In response to letters to the veterinary press by Professor John Bourne, defending (or trying to) the badger 'culling' trial carried out by his ISG group, Worcestershire veterinary surgeon, Jessica Thornton, MRCVS weighs in with a robust critique in this week's Veterinary Times:
"The "results" of the Randomized Badger Culling Trial (RBCT) have been continously upheld and used by the ISG, Badger Trust and RSPCA to sway political and public opinion against a badger cull. It's unbelievable that Prof. Bourne is so blinkered by his scientific tunnel-vision that he has no capacity to see the blatant weaknesses of the RBCT.
He is not only insistent about denying the faults of the trial, but he denigrates fellow scientists and insults veterinarians who have worked on the frontlines of the bTB battle for years, in some cases decades."
Ms. Thornton then makes the following points:
* "The trial may have been rigorously implemented, but it was not well implemented.
*Sixty-nine percent of traps were interfered with - 57% had interference while 12% went missing (Parliamentary Questions 8, December 2003, column 218W ).
* Treatment groups were not treated similarly. For example, in the reactive groups 36% of TB breakdown notifications received no culling while the remainder received partial or full culling.
*Foot & Mouth Disease (FMD) disrupted culling in proactive areas, which were supposed to be culled every 5-9 months.
* Only 2 proactive areas were culled in this time frame, while the other 8 areas ranged from 12-25 months between intitial and first culls.

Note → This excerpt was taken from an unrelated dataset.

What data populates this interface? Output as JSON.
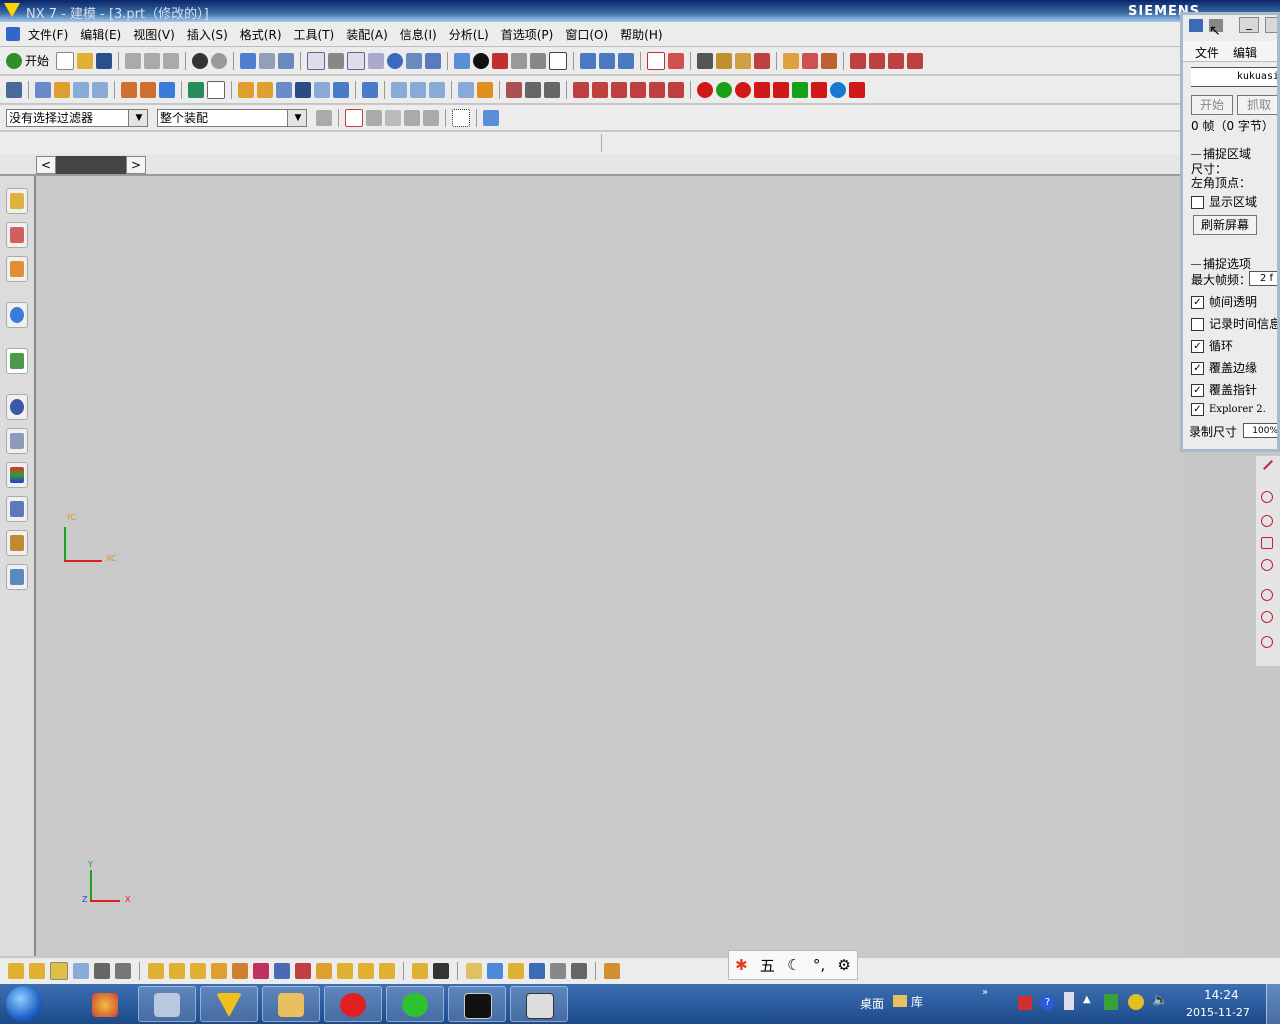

*Several proactive areas' follow-up culls resulted in more badgers being culled than in the intial cull. Was this due to inadequate culling to begin with? Interference with badger traps? A long delay between culls?
It is safe to say that culling of badgers in the RBCT was a failure, and so the very aim of the study was missed. It doesn't matter how "robust" statistical analyses are or what world renown magazines published the study. There is no way that such a large amount of interference and variation within treatment groups could result in a reliable outcome.
Perhaps this 'peturbation' effect is actually the reuslt of inefficient badger culling, and not localised badger culling.
Another concern raised is this issue of peer review. A peer reveiw is scrutiny of a scientific paper by an independent, anonymous specialist. As Deputy Chair of the ISG, Prof. Donnelly would not be eligible to peer review the ISG's report, as he is neither an independent nor anonymous specialist. After putting so much time and effort into the RBCT, it would be very difficult for any member of the ISG to be unbiased enough to peer review the report.
In addition, I am confused as to which "past, failed TB control policies" Prof. Bourne is refering to in his May 13th letter to the Veterinary Record, and May 22nd to the Vet. Times. History shows that the 1950's TB outbreak was controlled using the tuberculin skin test and mandatory slaughter of reactors. Present day success in the other EU states have successfully reduced/eradicated bTB with the same method.
Prof. Bourne then argues that cattle-based TB control measures need to be more vigorously adopted and applied. One main difference between then and now is the large wildlife population acting as a bTB resevoir (namely badgers, but also deer and other mammals). Cattle-based controls alone will not reduce TB incidence in cattle when there is a high disease incidence in a wildlife reservoir population.
The disease in the wildlife resevoir must be reduced as well. If it is clear that badgers contribute to TB in cattle, then what does the ISG propose we do about this wildlife bTB reservoir? Ignore it? That's a great plan. Or why don't we waste another decade and £millions in taxpayer's money to set up another scientific research trial to determine the effects of ignoring bTb in the wildlife reservoir?
(don't give them ideas Ms. Thornton - ed)
Unfortunately, the RBCT has not made the "extent to which badger culling can be reduce TB incidence in cattle" any clearer. The fact is, the longer we stand by jostling between ourselves, the worse the TB situation is getting for everyone involved, badgers included!
It would be disheartening for anyone who has worked on the RBCT to admit that circumstances within and outside their control have resulted in no conclusive evidence in regards to badger culling and its effects on bTB in cattle. Perhaps working so closely to the project has made it difficult for some to see the trial's weaknesses, making any criticism personally offensive.
However, as men and women of science we must be responsible and mature enough to be self-critical of our own work and to consider humbly the criticism given by our peers. Otherwise our "scientific results" may wrongly influence those unable to deterimine whether science is good or bad, as well as take advantage of the faith they place in science and scientists alike. "